by Richard Giedroyc
Generic gold coins, especially $20 double eagles, were being hit hard at the time this commentary was being written, this being due to the spot price of gold declining to $1,453 an ounce. The yellow metal has now declined to its lowest level in about three months. As might be expected, common-date gold American Eagle bullion coins followed. Generic silver coins didn’t perform well either, for the same reasons, but the slide in intrinsic value for silver coins wasn’t as dramatic.
While dealers were trying to protect their financial positions in such coins, collectors upped demand due to the sudden opportunity. The biggest problem is that buyers outpace sellers at a moment when supply is important. Coins whose values are based more on demand and scarcity performed better, holding their values with few exceptions. The very highest end of the market is holding its own, but considering the almost unprecedented prosperity in the United States, multiple record prices might be anticipated but simply haven’t materialized. The upside simply hasn’t been there for most coins. This will discourage investors and speculators, but it ushers in a great opportunity for collectors aggressively looking to add to their collection rather than to their wallet.

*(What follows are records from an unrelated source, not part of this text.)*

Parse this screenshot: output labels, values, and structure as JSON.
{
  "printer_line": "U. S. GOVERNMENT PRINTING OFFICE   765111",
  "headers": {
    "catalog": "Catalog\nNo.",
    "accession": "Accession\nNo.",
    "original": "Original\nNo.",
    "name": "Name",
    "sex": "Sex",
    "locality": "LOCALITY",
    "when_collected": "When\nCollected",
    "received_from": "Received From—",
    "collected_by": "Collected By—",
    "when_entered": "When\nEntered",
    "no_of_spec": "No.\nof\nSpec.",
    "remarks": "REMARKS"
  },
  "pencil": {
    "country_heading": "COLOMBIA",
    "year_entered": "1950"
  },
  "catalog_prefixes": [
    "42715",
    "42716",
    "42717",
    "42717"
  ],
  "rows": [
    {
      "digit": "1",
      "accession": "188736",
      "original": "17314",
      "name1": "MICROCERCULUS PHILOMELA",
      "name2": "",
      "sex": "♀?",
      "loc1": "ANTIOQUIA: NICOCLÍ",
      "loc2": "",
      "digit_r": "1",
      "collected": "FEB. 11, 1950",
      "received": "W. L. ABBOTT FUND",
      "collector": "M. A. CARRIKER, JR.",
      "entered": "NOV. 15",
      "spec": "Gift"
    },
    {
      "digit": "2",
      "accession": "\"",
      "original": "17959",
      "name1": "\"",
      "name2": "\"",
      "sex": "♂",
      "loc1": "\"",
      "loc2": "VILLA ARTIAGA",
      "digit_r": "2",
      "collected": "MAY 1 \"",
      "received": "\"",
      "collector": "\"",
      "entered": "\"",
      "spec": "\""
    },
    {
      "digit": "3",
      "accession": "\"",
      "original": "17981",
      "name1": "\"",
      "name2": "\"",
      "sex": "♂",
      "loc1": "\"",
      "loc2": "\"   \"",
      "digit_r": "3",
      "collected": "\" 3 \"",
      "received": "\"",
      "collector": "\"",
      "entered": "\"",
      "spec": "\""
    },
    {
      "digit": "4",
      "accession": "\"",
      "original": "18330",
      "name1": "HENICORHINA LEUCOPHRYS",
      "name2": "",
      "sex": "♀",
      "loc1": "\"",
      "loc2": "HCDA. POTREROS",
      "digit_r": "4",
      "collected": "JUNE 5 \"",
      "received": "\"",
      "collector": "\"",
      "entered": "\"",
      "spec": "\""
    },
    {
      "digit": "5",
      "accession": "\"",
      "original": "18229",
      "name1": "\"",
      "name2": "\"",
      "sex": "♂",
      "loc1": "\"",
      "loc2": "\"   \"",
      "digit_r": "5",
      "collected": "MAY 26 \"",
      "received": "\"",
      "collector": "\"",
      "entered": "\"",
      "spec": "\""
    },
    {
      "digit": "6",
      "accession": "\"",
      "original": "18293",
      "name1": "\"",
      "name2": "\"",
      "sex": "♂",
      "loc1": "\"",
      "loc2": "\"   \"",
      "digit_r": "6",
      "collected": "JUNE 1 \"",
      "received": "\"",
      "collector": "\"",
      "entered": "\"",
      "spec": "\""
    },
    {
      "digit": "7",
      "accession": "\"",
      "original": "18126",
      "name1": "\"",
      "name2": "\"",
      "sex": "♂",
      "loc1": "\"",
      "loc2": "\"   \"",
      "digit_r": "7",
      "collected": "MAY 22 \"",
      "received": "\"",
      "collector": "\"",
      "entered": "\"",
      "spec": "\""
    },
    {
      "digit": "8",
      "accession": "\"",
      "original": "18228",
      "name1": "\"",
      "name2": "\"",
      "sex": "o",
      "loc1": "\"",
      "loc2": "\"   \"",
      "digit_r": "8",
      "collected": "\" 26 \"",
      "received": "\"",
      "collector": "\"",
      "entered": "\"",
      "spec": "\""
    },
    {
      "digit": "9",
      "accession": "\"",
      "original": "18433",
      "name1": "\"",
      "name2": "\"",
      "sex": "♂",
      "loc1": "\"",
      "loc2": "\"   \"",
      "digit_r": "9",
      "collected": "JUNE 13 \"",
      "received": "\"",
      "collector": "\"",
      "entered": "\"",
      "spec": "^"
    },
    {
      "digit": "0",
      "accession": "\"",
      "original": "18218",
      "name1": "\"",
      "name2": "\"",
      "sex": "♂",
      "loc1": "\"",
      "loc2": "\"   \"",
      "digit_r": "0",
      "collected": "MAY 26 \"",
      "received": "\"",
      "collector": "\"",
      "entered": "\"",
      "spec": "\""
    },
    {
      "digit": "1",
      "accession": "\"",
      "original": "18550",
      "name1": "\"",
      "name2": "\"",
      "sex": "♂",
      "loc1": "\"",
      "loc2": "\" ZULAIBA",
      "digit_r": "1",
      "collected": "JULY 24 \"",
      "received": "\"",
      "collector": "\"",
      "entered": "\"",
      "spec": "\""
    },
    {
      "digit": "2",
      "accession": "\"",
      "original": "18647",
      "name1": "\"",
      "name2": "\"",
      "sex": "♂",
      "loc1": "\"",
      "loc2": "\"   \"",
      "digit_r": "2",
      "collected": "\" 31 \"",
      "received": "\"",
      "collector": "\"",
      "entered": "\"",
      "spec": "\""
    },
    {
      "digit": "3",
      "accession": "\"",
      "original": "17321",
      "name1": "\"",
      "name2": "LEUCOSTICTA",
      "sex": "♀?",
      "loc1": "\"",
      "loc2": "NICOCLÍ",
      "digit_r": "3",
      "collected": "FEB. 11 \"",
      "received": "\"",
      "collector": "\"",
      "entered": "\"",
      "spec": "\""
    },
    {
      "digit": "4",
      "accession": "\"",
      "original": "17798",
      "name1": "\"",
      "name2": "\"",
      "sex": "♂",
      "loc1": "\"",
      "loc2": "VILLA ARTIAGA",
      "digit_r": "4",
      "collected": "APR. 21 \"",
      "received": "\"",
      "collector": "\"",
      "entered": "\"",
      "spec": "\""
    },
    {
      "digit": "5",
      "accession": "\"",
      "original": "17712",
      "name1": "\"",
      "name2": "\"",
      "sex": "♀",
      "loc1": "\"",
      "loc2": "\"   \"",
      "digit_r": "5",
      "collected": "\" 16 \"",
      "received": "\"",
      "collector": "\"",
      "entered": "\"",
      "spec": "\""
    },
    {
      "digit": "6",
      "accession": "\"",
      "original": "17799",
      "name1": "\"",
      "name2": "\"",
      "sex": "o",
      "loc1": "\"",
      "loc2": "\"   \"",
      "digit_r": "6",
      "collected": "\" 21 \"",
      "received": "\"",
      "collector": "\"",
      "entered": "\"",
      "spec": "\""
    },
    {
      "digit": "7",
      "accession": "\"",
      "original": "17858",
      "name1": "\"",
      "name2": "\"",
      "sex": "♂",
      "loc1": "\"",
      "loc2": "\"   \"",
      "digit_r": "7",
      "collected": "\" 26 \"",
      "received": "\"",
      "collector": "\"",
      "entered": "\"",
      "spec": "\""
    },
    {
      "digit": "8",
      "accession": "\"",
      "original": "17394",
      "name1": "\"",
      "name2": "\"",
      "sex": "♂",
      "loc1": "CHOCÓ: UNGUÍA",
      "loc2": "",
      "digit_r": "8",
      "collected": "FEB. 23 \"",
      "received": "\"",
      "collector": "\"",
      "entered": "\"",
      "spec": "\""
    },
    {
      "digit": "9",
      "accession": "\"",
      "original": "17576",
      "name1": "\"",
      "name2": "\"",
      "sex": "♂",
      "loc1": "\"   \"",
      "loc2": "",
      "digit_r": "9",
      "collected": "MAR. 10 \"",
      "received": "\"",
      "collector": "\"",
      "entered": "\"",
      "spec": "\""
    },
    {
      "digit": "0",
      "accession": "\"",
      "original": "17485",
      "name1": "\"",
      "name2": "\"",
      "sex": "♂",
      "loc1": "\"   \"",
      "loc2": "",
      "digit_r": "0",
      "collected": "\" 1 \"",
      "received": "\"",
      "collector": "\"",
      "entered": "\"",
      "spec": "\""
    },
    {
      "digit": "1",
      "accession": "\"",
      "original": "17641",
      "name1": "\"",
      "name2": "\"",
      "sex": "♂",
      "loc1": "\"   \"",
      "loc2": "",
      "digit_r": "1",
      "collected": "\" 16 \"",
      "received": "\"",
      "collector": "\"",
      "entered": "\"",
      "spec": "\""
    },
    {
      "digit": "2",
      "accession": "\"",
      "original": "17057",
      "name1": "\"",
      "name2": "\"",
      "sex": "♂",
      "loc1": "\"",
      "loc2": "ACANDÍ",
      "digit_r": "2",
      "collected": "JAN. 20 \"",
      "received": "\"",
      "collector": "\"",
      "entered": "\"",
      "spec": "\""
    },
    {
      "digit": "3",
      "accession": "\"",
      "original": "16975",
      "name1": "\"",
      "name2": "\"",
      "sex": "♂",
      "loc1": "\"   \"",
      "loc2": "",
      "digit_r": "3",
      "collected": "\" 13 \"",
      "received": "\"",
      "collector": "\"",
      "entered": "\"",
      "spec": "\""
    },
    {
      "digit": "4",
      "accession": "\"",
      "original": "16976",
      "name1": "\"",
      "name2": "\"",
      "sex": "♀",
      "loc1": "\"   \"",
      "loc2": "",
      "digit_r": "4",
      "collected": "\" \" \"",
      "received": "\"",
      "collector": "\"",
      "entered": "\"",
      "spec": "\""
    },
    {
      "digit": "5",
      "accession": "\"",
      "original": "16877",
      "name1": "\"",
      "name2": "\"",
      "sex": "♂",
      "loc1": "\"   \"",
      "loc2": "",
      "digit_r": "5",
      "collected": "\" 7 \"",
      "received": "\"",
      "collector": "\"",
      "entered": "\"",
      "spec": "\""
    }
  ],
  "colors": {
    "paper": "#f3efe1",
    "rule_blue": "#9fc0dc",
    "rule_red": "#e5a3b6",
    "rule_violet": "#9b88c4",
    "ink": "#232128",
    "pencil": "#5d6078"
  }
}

Are we looking at a golden opportunity (no pun intended) for the scarce to rare coin buyer, with the economy booming but interest in this area of collecting not being sufficient to counter supply? Opportunity appears to be knocking for the advanced collector but without necessarily breaking a collector’s budget.